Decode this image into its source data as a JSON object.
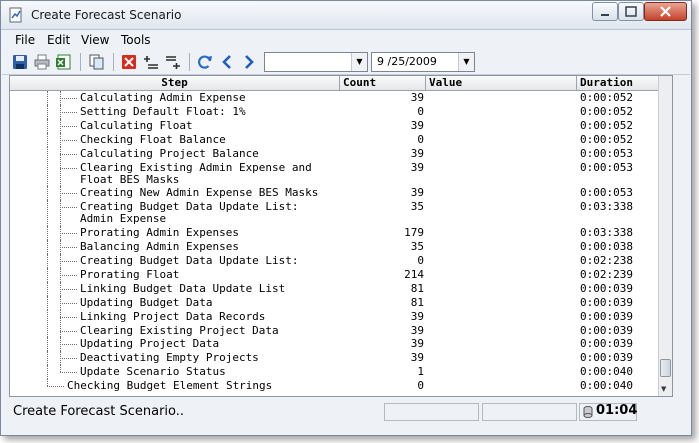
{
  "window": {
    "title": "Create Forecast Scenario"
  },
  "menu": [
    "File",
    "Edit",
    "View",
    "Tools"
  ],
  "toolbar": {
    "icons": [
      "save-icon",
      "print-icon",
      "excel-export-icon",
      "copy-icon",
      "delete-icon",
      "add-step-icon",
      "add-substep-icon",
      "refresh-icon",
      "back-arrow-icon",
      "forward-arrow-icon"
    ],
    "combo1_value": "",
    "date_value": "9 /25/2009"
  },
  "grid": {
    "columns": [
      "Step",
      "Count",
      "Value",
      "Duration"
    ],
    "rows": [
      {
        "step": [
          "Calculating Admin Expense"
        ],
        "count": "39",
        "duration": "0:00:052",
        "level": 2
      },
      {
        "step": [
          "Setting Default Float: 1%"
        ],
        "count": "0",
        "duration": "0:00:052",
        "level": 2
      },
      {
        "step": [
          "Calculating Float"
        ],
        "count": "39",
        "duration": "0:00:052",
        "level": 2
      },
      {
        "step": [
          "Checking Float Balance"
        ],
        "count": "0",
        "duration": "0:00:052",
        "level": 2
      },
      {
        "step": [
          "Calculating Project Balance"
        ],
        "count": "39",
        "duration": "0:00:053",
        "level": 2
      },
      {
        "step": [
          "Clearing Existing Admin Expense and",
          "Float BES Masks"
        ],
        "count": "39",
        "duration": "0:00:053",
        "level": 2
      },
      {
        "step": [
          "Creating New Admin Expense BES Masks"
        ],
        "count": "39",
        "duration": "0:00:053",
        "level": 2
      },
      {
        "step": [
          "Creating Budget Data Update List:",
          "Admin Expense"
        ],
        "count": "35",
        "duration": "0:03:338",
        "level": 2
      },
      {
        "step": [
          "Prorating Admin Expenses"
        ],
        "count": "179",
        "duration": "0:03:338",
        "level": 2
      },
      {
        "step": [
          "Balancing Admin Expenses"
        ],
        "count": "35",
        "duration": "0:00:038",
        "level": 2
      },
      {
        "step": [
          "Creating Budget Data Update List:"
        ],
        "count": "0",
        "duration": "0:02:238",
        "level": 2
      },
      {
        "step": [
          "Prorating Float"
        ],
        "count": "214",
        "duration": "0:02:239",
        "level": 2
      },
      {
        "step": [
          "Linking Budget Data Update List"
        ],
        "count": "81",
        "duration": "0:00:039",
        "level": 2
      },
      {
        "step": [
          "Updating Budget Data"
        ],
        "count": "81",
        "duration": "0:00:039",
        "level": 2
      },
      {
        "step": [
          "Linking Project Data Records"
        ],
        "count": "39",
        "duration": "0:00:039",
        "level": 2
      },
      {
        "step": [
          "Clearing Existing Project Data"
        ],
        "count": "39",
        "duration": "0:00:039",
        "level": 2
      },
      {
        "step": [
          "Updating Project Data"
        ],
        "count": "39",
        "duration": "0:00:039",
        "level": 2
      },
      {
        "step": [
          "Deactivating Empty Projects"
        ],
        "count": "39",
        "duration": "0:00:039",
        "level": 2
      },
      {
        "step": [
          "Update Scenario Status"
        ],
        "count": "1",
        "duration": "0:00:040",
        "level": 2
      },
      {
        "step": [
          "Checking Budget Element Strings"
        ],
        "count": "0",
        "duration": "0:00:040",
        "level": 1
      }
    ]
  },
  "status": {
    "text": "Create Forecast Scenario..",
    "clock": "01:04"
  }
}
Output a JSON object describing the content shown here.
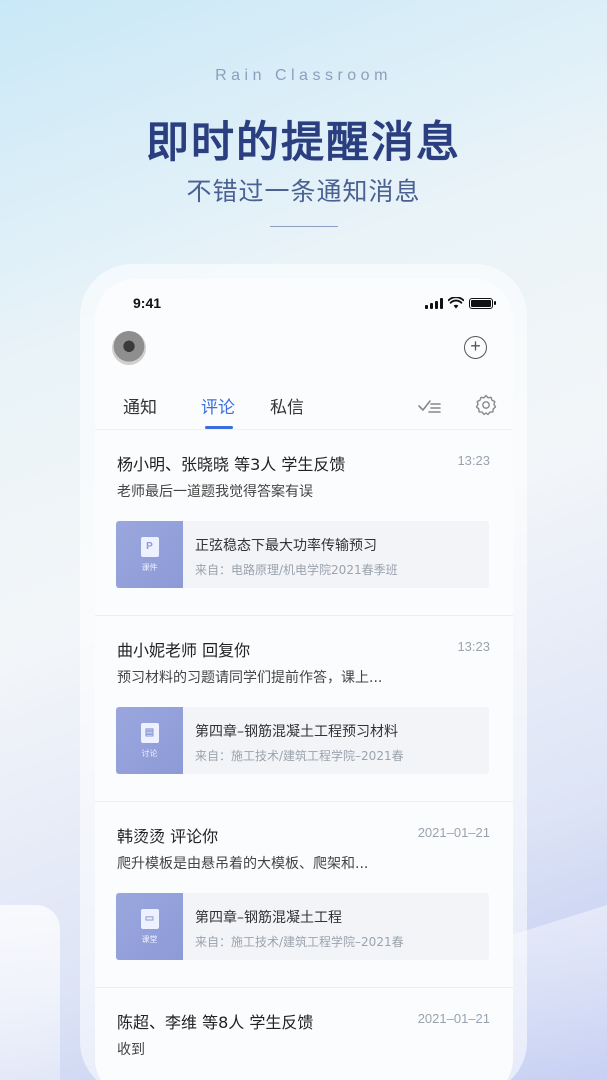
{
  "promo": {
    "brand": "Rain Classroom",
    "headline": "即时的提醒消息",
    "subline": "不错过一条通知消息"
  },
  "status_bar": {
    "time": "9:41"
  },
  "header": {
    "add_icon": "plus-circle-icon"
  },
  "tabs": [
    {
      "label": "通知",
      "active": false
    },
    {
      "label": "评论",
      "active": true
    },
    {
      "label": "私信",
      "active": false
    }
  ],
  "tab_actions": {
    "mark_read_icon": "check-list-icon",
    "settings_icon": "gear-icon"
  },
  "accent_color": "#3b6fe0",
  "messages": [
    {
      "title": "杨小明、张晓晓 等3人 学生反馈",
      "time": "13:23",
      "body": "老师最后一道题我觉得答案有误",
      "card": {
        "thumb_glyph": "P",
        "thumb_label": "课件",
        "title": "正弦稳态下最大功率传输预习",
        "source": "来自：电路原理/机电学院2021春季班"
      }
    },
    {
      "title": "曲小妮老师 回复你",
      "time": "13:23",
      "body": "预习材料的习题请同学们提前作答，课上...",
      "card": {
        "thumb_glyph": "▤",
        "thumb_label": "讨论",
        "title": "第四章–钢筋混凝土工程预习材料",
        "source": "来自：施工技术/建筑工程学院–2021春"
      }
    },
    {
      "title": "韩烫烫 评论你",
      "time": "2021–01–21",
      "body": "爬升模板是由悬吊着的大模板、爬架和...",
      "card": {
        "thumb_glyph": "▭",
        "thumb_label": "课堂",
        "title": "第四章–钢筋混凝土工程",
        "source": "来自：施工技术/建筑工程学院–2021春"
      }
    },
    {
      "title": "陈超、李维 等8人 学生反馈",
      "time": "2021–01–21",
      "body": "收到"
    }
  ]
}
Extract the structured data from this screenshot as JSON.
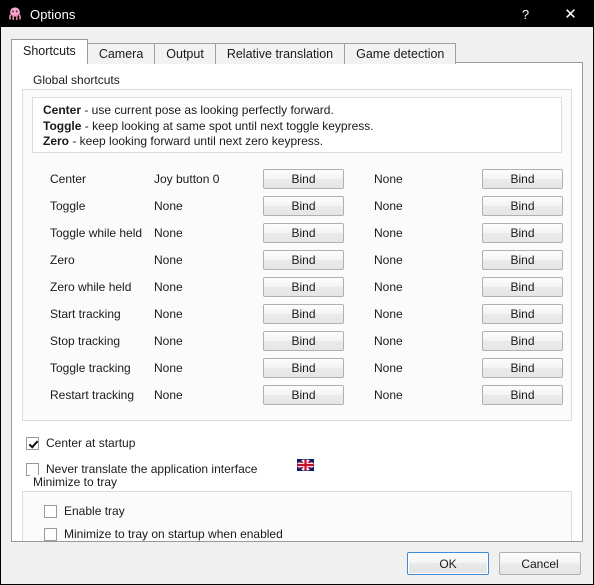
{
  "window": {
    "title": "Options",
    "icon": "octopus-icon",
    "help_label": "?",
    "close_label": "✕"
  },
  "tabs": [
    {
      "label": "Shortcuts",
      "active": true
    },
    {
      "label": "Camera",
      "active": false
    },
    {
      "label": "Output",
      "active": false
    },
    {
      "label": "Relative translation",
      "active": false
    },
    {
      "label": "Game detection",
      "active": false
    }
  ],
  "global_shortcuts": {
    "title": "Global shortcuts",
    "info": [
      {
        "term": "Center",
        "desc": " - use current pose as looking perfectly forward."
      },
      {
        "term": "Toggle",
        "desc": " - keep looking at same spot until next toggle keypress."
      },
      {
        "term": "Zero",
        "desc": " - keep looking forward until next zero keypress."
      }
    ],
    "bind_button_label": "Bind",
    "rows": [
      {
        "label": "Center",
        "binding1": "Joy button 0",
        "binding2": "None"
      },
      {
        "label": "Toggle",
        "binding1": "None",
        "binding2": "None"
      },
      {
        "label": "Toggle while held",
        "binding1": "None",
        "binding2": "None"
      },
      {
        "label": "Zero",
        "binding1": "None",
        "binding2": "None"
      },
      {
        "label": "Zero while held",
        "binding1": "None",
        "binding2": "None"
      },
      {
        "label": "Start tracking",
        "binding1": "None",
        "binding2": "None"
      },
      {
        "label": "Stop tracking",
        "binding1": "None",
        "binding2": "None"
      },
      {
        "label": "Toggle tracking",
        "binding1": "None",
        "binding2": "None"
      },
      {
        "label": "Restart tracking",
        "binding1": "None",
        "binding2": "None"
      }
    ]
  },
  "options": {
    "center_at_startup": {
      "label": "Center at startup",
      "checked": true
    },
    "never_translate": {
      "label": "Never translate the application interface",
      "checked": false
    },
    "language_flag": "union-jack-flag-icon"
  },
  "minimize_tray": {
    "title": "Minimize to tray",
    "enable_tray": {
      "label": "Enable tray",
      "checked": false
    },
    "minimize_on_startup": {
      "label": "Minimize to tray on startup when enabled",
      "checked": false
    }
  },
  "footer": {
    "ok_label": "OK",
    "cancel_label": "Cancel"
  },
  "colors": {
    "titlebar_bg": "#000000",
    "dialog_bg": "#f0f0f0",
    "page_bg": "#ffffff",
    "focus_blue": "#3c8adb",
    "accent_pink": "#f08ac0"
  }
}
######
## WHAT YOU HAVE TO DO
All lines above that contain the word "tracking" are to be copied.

## SOLUTION
        "label": "Start tracking",
        "label": "Stop tracking",
        "label": "Toggle tracking",
        "label": "Restart tracking",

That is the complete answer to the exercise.